Three Things I Learned Today About Consciousness and Creativity

1. On July 7 of this year,  a group of neuroscientists declared that all nonhuman animals, “including all mammals and birds and many other creatures, including octopuses,” are conscious. There is a signed document to this effect (The Cambridge Declaration on Consciousness in Non-Human Animals).

Science is catching up to the Ageless Wisdom teachings, which suggest that there is a kind of consciousness in all things—including a rudimentary consciousness in plants and minerals. I think the next thing will be to recognize that there is a difference between the brain, where everyone’s looking for consciousness, and the mind.

2. One theory of creative genius, originally proposed by psychologist Donald Sutherland and made more comprehensive by psychologist, Dean Keith Simonton, suggests that creative thought comes through a process of “blind variation and selective retention (BVSR).”

Basically it means that creative people go blindly through a lot of trial and error, trying man things to determine the idea’s usefulness. They have to generate a pile of different ideas. This, Simonton calls superfluity. Lots of ideas. Ones that ultimately won’t work.

Creative people also backtrack; this is retracing steps.

Often the two happen at the same time. Creativity isn’t linear. Neither is it circular. It’s more zigzagular.

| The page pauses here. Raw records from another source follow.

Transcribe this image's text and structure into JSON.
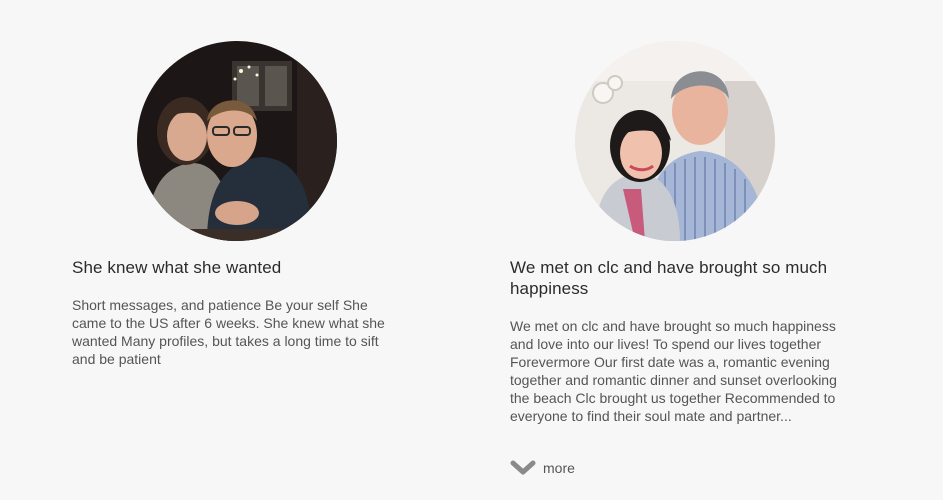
{
  "testimonials": [
    {
      "title": "She knew what she wanted",
      "body": "Short messages, and patience Be your self She came to the US after 6 weeks. She knew what she wanted Many profiles, but takes a long time to sift and be patient"
    },
    {
      "title": "We met on clc and have brought so much happiness",
      "body": "We met on clc and have brought so much happiness and love into our lives! To spend our lives together Forevermore Our first date was a, romantic evening together and romantic dinner and sunset overlooking the beach Clc brought us together Recommended to everyone to find their soul mate and partner...",
      "more_label": "more",
      "more_icon": "chevron-down-icon"
    }
  ],
  "colors": {
    "background": "#f7f7f8",
    "title_text": "#2b2b2b",
    "body_text": "#555555",
    "chevron": "#8a8a8a"
  }
}
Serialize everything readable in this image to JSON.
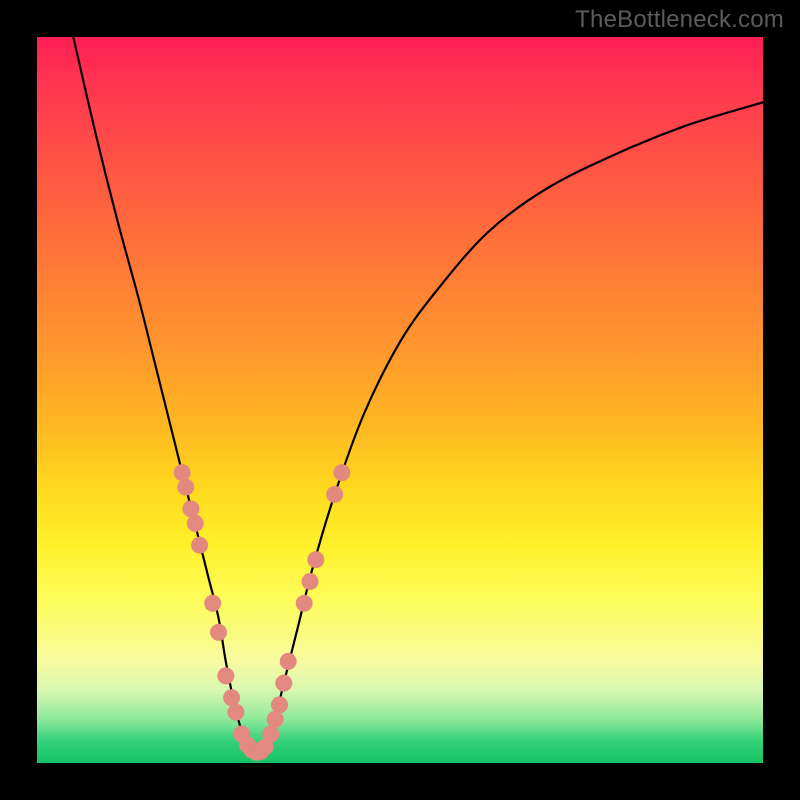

Probably not something that can be described on a piece of paper in a diagram.

3. Talent is important in cultivating genius (and extreme creativity). However, there are several other things that may be even more important:

  • pursuing an activity for its own sake—the feeling of autonomy
  • finding the activity important or of interest
  • feeling competent in your skills (which gives you confidence)